Segment Start: DATA

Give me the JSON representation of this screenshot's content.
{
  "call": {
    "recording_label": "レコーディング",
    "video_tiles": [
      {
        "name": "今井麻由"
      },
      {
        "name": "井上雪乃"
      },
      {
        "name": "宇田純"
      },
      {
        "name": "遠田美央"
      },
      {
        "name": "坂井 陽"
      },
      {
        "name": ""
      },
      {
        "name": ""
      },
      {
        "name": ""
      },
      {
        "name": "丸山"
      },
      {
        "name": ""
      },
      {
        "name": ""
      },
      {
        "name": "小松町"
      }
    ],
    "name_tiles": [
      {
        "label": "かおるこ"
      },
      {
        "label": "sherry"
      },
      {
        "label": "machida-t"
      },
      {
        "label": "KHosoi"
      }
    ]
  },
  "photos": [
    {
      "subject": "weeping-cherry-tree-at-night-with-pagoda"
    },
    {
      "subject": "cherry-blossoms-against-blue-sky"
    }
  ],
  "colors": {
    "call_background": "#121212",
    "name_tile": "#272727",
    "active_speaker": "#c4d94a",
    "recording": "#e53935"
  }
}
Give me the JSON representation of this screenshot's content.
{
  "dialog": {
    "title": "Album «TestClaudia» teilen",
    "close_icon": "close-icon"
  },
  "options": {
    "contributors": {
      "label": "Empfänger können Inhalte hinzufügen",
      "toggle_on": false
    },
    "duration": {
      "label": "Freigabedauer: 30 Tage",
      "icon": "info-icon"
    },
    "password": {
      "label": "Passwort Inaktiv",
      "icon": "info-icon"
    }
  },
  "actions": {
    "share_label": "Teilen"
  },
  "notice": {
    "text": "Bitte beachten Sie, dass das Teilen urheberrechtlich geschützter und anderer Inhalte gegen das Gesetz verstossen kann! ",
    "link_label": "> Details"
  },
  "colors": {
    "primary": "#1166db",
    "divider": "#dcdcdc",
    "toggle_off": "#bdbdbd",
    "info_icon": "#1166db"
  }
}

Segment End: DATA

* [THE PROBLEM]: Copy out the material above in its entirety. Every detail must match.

* [TASK OUTPUT]:
Give me the JSON representation of this screenshot's content.
{
  "call": {
    "recording_label": "レコーディング",
    "video_tiles": [
      {
        "name": "今井麻由"
      },
      {
        "name": "井上雪乃"
      },
      {
        "name": "宇田純"
      },
      {
        "name": "遠田美央"
      },
      {
        "name": "坂井 陽"
      },
      {
        "name": ""
      },
      {
        "name": ""
      },
      {
        "name": ""
      },
      {
        "name": "丸山"
      },
      {
        "name": ""
      },
      {
        "name": ""
      },
      {
        "name": "小松町"
      }
    ],
    "name_tiles": [
      {
        "label": "かおるこ"
      },
      {
        "label": "sherry"
      },
      {
        "label": "machida-t"
      },
      {
        "label": "KHosoi"
      }
    ]
  },
  "photos": [
    {
      "subject": "weeping-cherry-tree-at-night-with-pagoda"
    },
    {
      "subject": "cherry-blossoms-against-blue-sky"
    }
  ],
  "colors": {
    "call_background": "#121212",
    "name_tile": "#272727",
    "active_speaker": "#c4d94a",
    "recording": "#e53935"
  }
}
Give me the JSON representation of this screenshot's content.
{
  "dialog": {
    "title": "Album «TestClaudia» teilen",
    "close_icon": "close-icon"
  },
  "options": {
    "contributors": {
      "label": "Empfänger können Inhalte hinzufügen",
      "toggle_on": false
    },
    "duration": {
      "label": "Freigabedauer: 30 Tage",
      "icon": "info-icon"
    },
    "password": {
      "label": "Passwort Inaktiv",
      "icon": "info-icon"
    }
  },
  "actions": {
    "share_label": "Teilen"
  },
  "notice": {
    "text": "Bitte beachten Sie, dass das Teilen urheberrechtlich geschützter und anderer Inhalte gegen das Gesetz verstossen kann! ",
    "link_label": "> Details"
  },
  "colors": {
    "primary": "#1166db",
    "divider": "#dcdcdc",
    "toggle_off": "#bdbdbd",
    "info_icon": "#1166db"
  }
}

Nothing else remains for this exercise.